• DATA LISTING:

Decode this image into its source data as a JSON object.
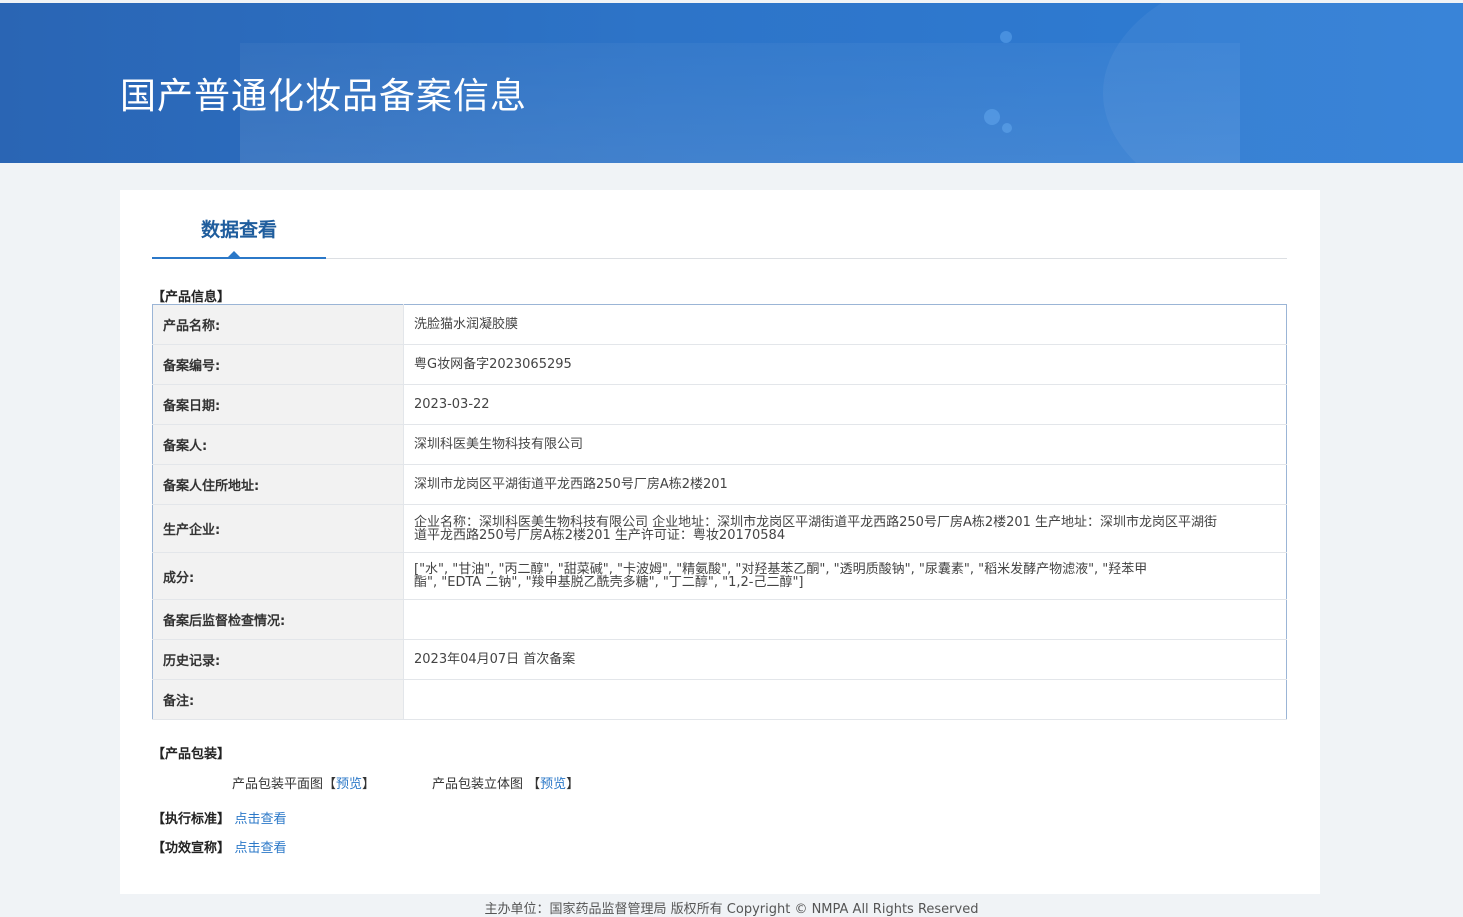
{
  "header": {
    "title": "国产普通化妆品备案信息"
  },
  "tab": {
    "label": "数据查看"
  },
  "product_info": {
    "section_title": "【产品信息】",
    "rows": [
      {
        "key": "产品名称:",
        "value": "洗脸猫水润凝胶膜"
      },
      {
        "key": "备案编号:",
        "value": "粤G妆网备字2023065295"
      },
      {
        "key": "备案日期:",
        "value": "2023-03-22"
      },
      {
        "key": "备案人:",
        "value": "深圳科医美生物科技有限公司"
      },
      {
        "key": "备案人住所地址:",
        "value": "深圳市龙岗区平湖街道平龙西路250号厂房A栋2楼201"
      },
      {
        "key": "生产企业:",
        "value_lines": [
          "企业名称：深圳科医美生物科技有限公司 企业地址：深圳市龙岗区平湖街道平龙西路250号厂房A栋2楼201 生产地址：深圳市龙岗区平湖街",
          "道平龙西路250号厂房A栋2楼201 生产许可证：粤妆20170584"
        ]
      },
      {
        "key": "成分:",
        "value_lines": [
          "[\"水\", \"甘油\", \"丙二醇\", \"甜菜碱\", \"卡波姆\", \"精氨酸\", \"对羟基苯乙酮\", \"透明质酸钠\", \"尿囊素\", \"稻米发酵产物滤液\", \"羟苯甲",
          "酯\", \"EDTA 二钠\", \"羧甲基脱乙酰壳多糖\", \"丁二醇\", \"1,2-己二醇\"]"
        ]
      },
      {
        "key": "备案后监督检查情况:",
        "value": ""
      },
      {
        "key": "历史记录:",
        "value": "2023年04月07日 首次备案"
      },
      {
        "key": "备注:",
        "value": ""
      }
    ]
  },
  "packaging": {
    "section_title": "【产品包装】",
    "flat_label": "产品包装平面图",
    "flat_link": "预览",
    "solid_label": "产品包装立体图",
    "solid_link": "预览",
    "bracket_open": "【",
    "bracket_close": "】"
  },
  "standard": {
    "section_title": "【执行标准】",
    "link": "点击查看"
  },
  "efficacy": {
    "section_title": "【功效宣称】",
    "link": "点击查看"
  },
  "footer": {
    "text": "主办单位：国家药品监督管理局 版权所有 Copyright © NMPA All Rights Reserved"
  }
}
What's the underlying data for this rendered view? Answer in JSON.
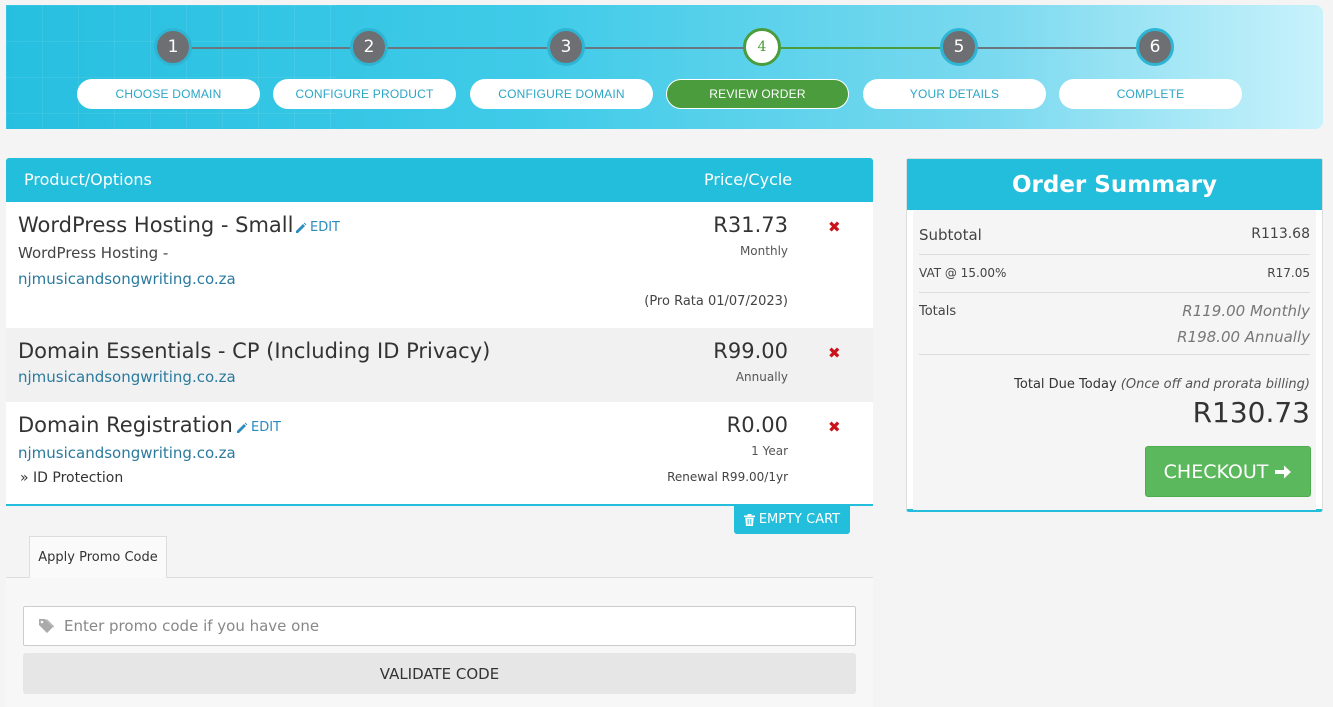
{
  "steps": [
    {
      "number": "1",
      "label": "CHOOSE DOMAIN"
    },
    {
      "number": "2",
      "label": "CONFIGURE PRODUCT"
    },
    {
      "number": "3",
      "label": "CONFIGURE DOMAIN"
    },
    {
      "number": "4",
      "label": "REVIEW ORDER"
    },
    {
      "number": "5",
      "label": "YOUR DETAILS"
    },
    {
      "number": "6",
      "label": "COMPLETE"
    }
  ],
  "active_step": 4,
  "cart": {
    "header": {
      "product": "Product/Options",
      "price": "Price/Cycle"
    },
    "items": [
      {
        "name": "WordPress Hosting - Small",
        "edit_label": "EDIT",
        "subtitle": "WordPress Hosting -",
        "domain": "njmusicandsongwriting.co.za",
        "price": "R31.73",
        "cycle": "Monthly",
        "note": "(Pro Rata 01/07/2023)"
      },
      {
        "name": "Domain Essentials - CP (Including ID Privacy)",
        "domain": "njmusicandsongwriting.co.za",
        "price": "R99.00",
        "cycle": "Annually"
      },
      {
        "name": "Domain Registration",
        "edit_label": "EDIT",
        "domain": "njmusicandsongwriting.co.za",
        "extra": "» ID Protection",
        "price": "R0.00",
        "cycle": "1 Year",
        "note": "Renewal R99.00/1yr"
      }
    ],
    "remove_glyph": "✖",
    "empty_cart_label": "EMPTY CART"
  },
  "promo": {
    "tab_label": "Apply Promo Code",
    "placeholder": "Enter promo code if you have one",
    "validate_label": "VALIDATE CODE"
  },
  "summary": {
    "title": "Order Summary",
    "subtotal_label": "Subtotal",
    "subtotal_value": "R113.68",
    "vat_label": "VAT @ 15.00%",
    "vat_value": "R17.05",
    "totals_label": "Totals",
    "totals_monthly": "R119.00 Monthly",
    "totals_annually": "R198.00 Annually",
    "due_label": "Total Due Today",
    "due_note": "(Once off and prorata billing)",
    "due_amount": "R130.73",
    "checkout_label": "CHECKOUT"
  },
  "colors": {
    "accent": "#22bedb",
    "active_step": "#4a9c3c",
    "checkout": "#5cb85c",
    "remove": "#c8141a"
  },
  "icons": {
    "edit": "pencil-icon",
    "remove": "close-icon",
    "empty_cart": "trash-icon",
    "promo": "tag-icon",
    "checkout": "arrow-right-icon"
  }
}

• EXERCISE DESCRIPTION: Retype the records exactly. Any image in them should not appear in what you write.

• ANSWER TO THE PROBLEM:
Decode this image into its source data as a JSON object.
{
  "header": {
    "title": "国产普通化妆品备案信息"
  },
  "tab": {
    "label": "数据查看"
  },
  "product_info": {
    "section_title": "【产品信息】",
    "rows": [
      {
        "key": "产品名称:",
        "value": "洗脸猫水润凝胶膜"
      },
      {
        "key": "备案编号:",
        "value": "粤G妆网备字2023065295"
      },
      {
        "key": "备案日期:",
        "value": "2023-03-22"
      },
      {
        "key": "备案人:",
        "value": "深圳科医美生物科技有限公司"
      },
      {
        "key": "备案人住所地址:",
        "value": "深圳市龙岗区平湖街道平龙西路250号厂房A栋2楼201"
      },
      {
        "key": "生产企业:",
        "value_lines": [
          "企业名称：深圳科医美生物科技有限公司 企业地址：深圳市龙岗区平湖街道平龙西路250号厂房A栋2楼201 生产地址：深圳市龙岗区平湖街",
          "道平龙西路250号厂房A栋2楼201 生产许可证：粤妆20170584"
        ]
      },
      {
        "key": "成分:",
        "value_lines": [
          "[\"水\", \"甘油\", \"丙二醇\", \"甜菜碱\", \"卡波姆\", \"精氨酸\", \"对羟基苯乙酮\", \"透明质酸钠\", \"尿囊素\", \"稻米发酵产物滤液\", \"羟苯甲",
          "酯\", \"EDTA 二钠\", \"羧甲基脱乙酰壳多糖\", \"丁二醇\", \"1,2-己二醇\"]"
        ]
      },
      {
        "key": "备案后监督检查情况:",
        "value": ""
      },
      {
        "key": "历史记录:",
        "value": "2023年04月07日 首次备案"
      },
      {
        "key": "备注:",
        "value": ""
      }
    ]
  },
  "packaging": {
    "section_title": "【产品包装】",
    "flat_label": "产品包装平面图",
    "flat_link": "预览",
    "solid_label": "产品包装立体图",
    "solid_link": "预览",
    "bracket_open": "【",
    "bracket_close": "】"
  },
  "standard": {
    "section_title": "【执行标准】",
    "link": "点击查看"
  },
  "efficacy": {
    "section_title": "【功效宣称】",
    "link": "点击查看"
  },
  "footer": {
    "text": "主办单位：国家药品监督管理局 版权所有 Copyright © NMPA All Rights Reserved"
  }
}
What's the underlying data for this rendered view? Answer in JSON.
{
  "steps": [
    {
      "number": "1",
      "label": "CHOOSE DOMAIN"
    },
    {
      "number": "2",
      "label": "CONFIGURE PRODUCT"
    },
    {
      "number": "3",
      "label": "CONFIGURE DOMAIN"
    },
    {
      "number": "4",
      "label": "REVIEW ORDER"
    },
    {
      "number": "5",
      "label": "YOUR DETAILS"
    },
    {
      "number": "6",
      "label": "COMPLETE"
    }
  ],
  "active_step": 4,
  "cart": {
    "header": {
      "product": "Product/Options",
      "price": "Price/Cycle"
    },
    "items": [
      {
        "name": "WordPress Hosting - Small",
        "edit_label": "EDIT",
        "subtitle": "WordPress Hosting -",
        "domain": "njmusicandsongwriting.co.za",
        "price": "R31.73",
        "cycle": "Monthly",
        "note": "(Pro Rata 01/07/2023)"
      },
      {
        "name": "Domain Essentials - CP (Including ID Privacy)",
        "domain": "njmusicandsongwriting.co.za",
        "price": "R99.00",
        "cycle": "Annually"
      },
      {
        "name": "Domain Registration",
        "edit_label": "EDIT",
        "domain": "njmusicandsongwriting.co.za",
        "extra": "» ID Protection",
        "price": "R0.00",
        "cycle": "1 Year",
        "note": "Renewal R99.00/1yr"
      }
    ],
    "remove_glyph": "✖",
    "empty_cart_label": "EMPTY CART"
  },
  "promo": {
    "tab_label": "Apply Promo Code",
    "placeholder": "Enter promo code if you have one",
    "validate_label": "VALIDATE CODE"
  },
  "summary": {
    "title": "Order Summary",
    "subtotal_label": "Subtotal",
    "subtotal_value": "R113.68",
    "vat_label": "VAT @ 15.00%",
    "vat_value": "R17.05",
    "totals_label": "Totals",
    "totals_monthly": "R119.00 Monthly",
    "totals_annually": "R198.00 Annually",
    "due_label": "Total Due Today",
    "due_note": "(Once off and prorata billing)",
    "due_amount": "R130.73",
    "checkout_label": "CHECKOUT"
  },
  "colors": {
    "accent": "#22bedb",
    "active_step": "#4a9c3c",
    "checkout": "#5cb85c",
    "remove": "#c8141a"
  },
  "icons": {
    "edit": "pencil-icon",
    "remove": "close-icon",
    "empty_cart": "trash-icon",
    "promo": "tag-icon",
    "checkout": "arrow-right-icon"
  }
}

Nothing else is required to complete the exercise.